Friday, February 18, 2011

Sex, Elephants, and the Taylors...

The and both covered the recent controversy relating to Water for Elephants by Sara Gruen, which has been removed from a class at Bedford High.
A second book has been pulled from the Bedford High School curriculum following complaints about its sexual content by the same parents who started the argument about Nickel and Dimed: On Not Getting By In America, which was removed from the high school’s personal finance course last month. (
The school decided to put on a number of intersession courses for students who wanted to learn more about literature that isn't a normal part of the curriculum.
Sara Gruen’s best-selling book “Water for Elephants” was scheduled to be used in one of the high school’s intersession programs – three-day experiences in April geared to give students a valuable opportunity beyond the classroom – but Bedford High School Principal Bill Hagen said the decision was made last week to remove that course as an option. 
But what valuable experience can occur without some sort of obstacle.  In this case it was the parents of a student who was signed up for the intersession course.  These are the same parents who earlier removed their child from a class after the Nickel and Dimed controversy last year.
Bedford residents Dennis and Aimee Taylor sent complaints to Hagen and Superintendent Tim Mayes about the book last week and denounced the text at the Bedford School Board meeting Monday. 
“This book is likely to be a rated-X book, and thus, is totally unsuitable for use by the school,” Taylor said in an e-mail. “I advocate that all persons responsible for the chain of events that lead to this book being used be fired or terminated from the School Board.” 
Taylor further suggested that the school only allow “youth versions” of particular books or organize a parental review system over the summer that would look at books that students need parental permission to read. 
I have to say I am very disappointed in the decision made by the school to not only remove the text, but remove the class entirely.  
Hagen supported the teachers who wanted to remove the intersession option entirely and avoid another round of controversy, but he said the school has to be careful to avoid starting down this slippery slope.
I'm sorry to tell you this, Mr. Hagen, but you've already fallen down the slippery slope you are trying to avoid.  You've taken away two texts and a course just because of one family and where are the review committees and the school district reviews in all of this?
“The inherent danger in what has happened here is that unless we go through a respectful and challenging review process, we might have a safe and sanitized curriculum,” Hagen said. “That’s a concern as an educator that I have.” 
Hagen said the school will continue to improve and review their process to allow books into the curriculum, and he hopes to have more informed discussions from townspeople about them.
This situation is discouraging coming in the wake of my last post on the Richland SD and the successes of their review process.  In this case, no review was taken into consideration.  There was one meeting and then the book was removed, as was the class, by the same Principal who is afraid of a "slippery slope."  I don't know what to say.  I only hope the school ends up having to remove every book and cancel every class based on this one family.  Maybe at that point Mr. Hagen will understand what a problem he's started by falling prey to the Taylors every time they open their mouths.

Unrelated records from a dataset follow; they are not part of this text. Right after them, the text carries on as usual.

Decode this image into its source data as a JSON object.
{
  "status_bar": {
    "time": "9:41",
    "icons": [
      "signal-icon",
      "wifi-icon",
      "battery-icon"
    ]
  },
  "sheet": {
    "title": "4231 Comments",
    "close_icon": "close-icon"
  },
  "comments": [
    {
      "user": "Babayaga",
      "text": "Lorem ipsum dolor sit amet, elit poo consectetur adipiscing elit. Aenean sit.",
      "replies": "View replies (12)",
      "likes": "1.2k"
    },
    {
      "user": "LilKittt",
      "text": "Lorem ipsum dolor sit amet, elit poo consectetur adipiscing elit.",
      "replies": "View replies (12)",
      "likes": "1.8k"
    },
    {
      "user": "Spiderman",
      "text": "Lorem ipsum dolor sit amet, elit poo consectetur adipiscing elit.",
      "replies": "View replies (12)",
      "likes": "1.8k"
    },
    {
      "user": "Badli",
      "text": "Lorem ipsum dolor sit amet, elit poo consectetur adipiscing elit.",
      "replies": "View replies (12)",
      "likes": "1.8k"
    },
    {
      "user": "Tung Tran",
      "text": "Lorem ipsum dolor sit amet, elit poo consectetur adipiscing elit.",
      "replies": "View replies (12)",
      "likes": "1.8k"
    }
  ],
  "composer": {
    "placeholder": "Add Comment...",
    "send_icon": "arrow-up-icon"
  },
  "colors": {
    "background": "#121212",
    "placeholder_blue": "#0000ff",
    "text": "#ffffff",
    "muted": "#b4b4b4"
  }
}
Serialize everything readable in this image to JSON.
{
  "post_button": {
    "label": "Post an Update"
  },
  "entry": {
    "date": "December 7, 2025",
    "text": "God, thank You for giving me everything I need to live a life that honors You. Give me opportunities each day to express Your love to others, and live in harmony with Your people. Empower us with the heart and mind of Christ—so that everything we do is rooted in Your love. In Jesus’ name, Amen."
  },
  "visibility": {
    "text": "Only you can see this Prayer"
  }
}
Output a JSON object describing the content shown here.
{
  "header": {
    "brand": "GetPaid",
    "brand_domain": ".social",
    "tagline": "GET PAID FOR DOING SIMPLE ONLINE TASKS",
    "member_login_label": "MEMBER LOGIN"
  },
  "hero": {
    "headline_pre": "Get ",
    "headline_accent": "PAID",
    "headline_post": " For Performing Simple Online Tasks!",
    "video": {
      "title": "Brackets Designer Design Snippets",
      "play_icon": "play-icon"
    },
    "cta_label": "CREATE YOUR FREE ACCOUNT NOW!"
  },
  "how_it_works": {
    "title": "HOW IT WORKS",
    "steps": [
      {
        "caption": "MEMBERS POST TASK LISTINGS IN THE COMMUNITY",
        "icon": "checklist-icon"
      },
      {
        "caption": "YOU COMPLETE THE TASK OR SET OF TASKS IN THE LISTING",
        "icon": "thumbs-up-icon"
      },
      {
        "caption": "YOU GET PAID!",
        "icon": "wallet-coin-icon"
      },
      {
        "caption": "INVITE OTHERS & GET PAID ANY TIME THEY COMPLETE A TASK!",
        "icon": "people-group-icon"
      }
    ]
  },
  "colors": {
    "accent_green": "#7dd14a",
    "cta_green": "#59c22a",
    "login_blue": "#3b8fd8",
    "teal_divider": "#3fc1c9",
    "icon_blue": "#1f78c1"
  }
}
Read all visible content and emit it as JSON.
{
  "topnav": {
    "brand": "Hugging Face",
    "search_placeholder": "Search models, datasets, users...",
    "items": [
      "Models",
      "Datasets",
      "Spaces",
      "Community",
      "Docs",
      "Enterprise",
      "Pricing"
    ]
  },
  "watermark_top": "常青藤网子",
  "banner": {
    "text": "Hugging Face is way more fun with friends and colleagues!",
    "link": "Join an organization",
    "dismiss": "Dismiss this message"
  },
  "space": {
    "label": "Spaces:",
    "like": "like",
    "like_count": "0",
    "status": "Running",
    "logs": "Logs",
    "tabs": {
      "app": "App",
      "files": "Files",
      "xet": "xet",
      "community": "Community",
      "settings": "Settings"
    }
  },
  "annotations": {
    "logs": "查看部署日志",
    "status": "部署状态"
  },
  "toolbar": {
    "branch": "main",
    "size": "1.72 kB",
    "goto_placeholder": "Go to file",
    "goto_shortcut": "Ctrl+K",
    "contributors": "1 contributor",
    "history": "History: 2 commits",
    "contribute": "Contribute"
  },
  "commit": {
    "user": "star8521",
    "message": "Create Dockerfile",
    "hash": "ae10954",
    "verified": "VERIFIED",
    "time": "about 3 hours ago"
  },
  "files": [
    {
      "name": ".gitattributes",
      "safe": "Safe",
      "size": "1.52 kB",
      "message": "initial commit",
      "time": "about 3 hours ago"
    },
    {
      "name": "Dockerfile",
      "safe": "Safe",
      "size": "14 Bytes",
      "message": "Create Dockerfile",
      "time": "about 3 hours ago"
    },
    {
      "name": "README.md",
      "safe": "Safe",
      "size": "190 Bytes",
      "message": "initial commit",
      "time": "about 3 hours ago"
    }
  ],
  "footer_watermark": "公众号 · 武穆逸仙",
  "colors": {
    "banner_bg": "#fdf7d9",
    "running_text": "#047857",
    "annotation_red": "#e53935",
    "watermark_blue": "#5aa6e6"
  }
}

Freedom requires a fight, and Bedford High is not fighting for Freedom.

Thanks for listening.

(Here's a link to the passage that created such a controversy)


  1. It was a scene depicting graphic oral sex that I read aloud at the meeting. I might also have chosen a strip tease with tit-sucking and tit-twirling for effect. I was not on the agenda and only spoke during public comments. The book was pulled right before the meeting by the principal. He acted with his authority and thus, his move was part of the process, though not the one most commonly understood by Bedford citizens.

  2. I wrote the above letter, though I did not sign it. I hope that, in the spirit of fair debate, that all responders will use their real names, even if they choose to otherwise maintain their privacy. In objecting to this book, I have lost some of my personal privacy. It is a price I am willing to pay, however.

    Dennis Taylor

  3. I understand the fact that you did not appreciate the book, but I feel that the description in the text is far from "x rated" as it was said. And I do appreciate that you are protecting your own children. I have no issue with that. I do, however, have an issue with others being deprived of their own perspectives and opinions on a text because it is simply removed and made to disappear from a classroom. I am not going to debate because I can see that we are of two different minds. Thank you for your comments, and I only hope that you will appreciate the perspective from which this blog is coming, namely that of freedom for readers to learn from texts; instead of keeping students in caves of innocence, YA titles and other texts in classrooms need to be allowed so that young people can come to their own conclusions as well, or they will not have the tools with which to read texts when they are older and do not have parental protection